Federal agencies need to take advantage of promising new technologies. They need to be leveraging artificial intelligence today, in support of improved mission outcomes. And they can be looking ahead to Web 3, the emerging vision of next-generation decentralized internet.
The recently rebranded public sector contractor formerly known as M Corp is positioned to help organizations take those next big steps. It’s now operating as 11:59 ⏤ or one minute before midnight.
“It’s the moment right before the start of a new day,” said President and Chief Operating Officer Thomas Beyer. “It symbolizes a sense of urgency and readiness for the future. We’re going to get you ready for that next day.”
In the world of technology, moving “left to right” on the spectrum typically means shifting from decades-old legacy approaches to more modernized solutions.
“As 11:59, we are moving from left to right, demonstrating the art of the possible,” Beyer said.
Beyer came on board in November to help guide the company through its transition to a new brand image. In the past, he helped guide AI efforts at Deloitte and served as global head of digital transformation at KPMG.
“I know the founders of M Corp and I’ve followed their journey,” he said. “As a 20-year-old business, the company was ready to evolve and transform, to shift away from the traditional consulting model in order to do more forward-thinking work for public-sector businesses.”
It’s no small task to rebrand a well-established GovCon. More than just a new logo, the effort requires a new presentation and a new strategy for addressing the marketplace. The 11:59 leadership team is looking to address the challenge by focusing on the practical outcomes of innovation.
“We don’t want to pontificate about things or talk in the abstract,” said Chief Technology Officer Jim McGinn. “We want to actually take you on your journey to AI. We want to take you on your journey to the cloud. We are builders.”
The leadership team looks to this as a key differentiator. Where other advisory firms merely advise, 11:59 aims to help actually get things done.
“I have no interest in showing shiny objects that I can’t implement,” Beyer said.
McGinn says this is just the kind of help most organizations need.
“Maybe you have a strategy in place, but how do you get there? Who are the people that are going to take you there?
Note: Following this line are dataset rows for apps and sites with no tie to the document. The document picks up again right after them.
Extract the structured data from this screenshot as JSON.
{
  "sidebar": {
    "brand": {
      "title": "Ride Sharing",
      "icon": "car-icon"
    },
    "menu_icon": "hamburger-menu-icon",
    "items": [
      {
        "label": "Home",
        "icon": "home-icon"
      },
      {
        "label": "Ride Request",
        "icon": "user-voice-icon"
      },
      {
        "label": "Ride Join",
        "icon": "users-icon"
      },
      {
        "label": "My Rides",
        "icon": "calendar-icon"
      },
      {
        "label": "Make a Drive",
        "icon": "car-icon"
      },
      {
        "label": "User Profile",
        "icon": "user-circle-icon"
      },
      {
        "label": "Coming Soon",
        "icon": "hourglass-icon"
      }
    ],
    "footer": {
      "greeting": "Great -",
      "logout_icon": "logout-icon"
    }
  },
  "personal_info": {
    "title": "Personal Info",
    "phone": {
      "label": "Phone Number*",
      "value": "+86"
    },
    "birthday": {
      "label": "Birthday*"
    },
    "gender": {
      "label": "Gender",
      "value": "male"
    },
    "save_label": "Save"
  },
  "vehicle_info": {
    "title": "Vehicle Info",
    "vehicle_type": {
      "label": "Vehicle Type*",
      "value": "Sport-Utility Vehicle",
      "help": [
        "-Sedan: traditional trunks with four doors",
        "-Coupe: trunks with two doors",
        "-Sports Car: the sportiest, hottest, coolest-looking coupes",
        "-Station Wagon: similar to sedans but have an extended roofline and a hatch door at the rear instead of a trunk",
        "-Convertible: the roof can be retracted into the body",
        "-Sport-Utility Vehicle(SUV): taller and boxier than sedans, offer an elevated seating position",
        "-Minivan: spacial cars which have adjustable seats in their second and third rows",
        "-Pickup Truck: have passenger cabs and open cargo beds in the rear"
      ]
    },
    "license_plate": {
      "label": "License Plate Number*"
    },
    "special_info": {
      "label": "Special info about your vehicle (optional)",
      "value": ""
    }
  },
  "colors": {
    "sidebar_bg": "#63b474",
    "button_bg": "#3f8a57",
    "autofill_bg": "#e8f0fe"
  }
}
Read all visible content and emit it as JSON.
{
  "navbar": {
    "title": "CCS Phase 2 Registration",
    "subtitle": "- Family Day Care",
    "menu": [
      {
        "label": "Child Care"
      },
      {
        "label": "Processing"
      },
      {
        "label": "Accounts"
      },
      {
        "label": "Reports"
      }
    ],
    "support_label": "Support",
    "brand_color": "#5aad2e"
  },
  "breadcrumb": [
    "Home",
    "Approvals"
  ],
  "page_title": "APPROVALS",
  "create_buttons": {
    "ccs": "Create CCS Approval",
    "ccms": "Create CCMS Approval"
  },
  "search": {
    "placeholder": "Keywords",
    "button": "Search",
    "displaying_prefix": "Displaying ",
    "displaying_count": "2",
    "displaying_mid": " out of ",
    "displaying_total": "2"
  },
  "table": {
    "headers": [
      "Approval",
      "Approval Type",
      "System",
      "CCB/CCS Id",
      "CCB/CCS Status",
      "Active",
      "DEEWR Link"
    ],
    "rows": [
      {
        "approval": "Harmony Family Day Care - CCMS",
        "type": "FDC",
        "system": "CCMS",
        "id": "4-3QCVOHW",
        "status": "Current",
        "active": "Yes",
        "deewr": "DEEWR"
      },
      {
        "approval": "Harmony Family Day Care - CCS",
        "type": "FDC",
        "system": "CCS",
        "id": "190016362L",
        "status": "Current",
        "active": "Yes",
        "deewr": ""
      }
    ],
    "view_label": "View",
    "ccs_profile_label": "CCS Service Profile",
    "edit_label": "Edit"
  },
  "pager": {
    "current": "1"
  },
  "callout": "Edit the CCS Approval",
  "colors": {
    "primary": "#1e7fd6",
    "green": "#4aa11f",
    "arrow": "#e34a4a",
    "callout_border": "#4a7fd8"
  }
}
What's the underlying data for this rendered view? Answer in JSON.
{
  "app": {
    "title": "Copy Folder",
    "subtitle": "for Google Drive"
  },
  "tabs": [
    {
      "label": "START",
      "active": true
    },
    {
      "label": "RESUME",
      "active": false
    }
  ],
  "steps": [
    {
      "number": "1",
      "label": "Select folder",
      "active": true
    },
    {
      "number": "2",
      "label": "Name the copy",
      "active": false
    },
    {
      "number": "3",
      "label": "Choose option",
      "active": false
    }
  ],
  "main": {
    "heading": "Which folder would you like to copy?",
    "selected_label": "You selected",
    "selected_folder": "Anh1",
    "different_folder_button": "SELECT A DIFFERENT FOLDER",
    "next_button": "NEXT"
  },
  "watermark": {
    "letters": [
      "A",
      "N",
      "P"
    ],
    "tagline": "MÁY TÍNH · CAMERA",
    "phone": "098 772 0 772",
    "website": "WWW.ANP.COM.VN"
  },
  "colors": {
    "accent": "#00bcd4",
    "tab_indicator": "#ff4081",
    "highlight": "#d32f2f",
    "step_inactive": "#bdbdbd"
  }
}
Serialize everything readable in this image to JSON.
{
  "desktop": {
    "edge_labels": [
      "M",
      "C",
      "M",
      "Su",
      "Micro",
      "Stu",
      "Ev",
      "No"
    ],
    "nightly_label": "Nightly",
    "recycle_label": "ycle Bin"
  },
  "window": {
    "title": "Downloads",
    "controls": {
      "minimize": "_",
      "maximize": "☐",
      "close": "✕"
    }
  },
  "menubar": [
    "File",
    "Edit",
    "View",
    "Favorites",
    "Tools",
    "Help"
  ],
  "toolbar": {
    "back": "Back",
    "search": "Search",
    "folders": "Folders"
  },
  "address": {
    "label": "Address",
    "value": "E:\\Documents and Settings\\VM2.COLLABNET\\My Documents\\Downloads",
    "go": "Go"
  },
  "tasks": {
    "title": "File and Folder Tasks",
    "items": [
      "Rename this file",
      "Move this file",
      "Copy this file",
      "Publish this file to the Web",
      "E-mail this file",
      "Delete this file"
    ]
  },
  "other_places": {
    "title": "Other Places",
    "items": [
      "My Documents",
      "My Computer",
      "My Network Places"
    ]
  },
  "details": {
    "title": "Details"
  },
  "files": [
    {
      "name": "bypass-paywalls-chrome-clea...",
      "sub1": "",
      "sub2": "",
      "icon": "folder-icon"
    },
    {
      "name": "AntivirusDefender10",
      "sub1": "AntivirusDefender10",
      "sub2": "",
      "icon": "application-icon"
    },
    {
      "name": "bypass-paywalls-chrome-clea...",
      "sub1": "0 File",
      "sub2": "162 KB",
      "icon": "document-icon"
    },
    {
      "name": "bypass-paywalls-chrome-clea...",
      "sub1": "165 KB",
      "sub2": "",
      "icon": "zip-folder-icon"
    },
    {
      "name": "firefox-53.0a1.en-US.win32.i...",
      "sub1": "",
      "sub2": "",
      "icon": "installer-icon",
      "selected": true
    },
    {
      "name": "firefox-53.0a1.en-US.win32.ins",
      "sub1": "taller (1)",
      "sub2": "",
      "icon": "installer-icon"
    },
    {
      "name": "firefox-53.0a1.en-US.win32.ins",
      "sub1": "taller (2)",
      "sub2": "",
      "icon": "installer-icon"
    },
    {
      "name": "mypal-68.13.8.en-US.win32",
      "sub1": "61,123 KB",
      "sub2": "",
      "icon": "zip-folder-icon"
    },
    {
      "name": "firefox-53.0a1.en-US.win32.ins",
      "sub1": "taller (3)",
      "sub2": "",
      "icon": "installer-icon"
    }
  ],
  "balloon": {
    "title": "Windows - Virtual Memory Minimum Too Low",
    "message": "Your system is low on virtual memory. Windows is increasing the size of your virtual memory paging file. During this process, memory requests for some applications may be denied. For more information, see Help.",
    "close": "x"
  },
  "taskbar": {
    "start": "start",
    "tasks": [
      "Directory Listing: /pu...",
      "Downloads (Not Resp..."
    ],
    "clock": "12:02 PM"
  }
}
You talk about automations: Who can build the automations?” he said. Federal agencies “talk about applications in a modern state, but they don’t have the workforce to build them.”
At 11:59, “we’re going to talk organizations through that process, and we’re going to partner with them to get there,” he said.
Beyer pointed to a recent example of how this works.
“One of our clients was doing data processing manually. We said we could do it in the cloud, taking advantage of Robotic Process Automation software,” he said. “We have saved them countless hours and business processes, just by looking at a legacy process and applying the art of the possible to that.”
That’s the kind of story 11:59 executives like to tell, as they bring the rebrand to life.
“In every conversation, we’re talking about the art of the possible, how we can take a legacy business process and enable it with the best tech available today,” Beyer said. “Clients are desperate for this. They’re desperate for access to data, desperate for easy-to-use applications that are scalable, all those kinds of things. We view this as a big opportunity for us as a mid-sized organization.”
Behind the scenes, 11:59 has assembled a workforce that aligns with this vision.
“Among our staff, curiosity is king,” Beyer said. “We have a future-driven workforce, a workforce that wants to know more than one thing and do more than one thing. That’s what enables us to deliver on the art of the possible.”
That forward-looking vision has the company leaning heavily into AI, with its potential to drive improved mission outcomes as well as savings around cost and labor. And while most organizations haven’t yet started to ponder Web 3, Beyer sees great promise in the next-gen model for the internet.
There is a tremendous challenge and opportunity for government agencies in Web 3, he said.
“Why do government agencies run all these massive systems? Why do they collect so many data? Because nobody else is doing it,” Beyer said. “What if that pulse shifts over to an individual data ownership model, enabled by a decentralized system that is actually way more secure than what we have today? Those are topics that are more on the right side of the spectrum ⏤ and they’re coming.”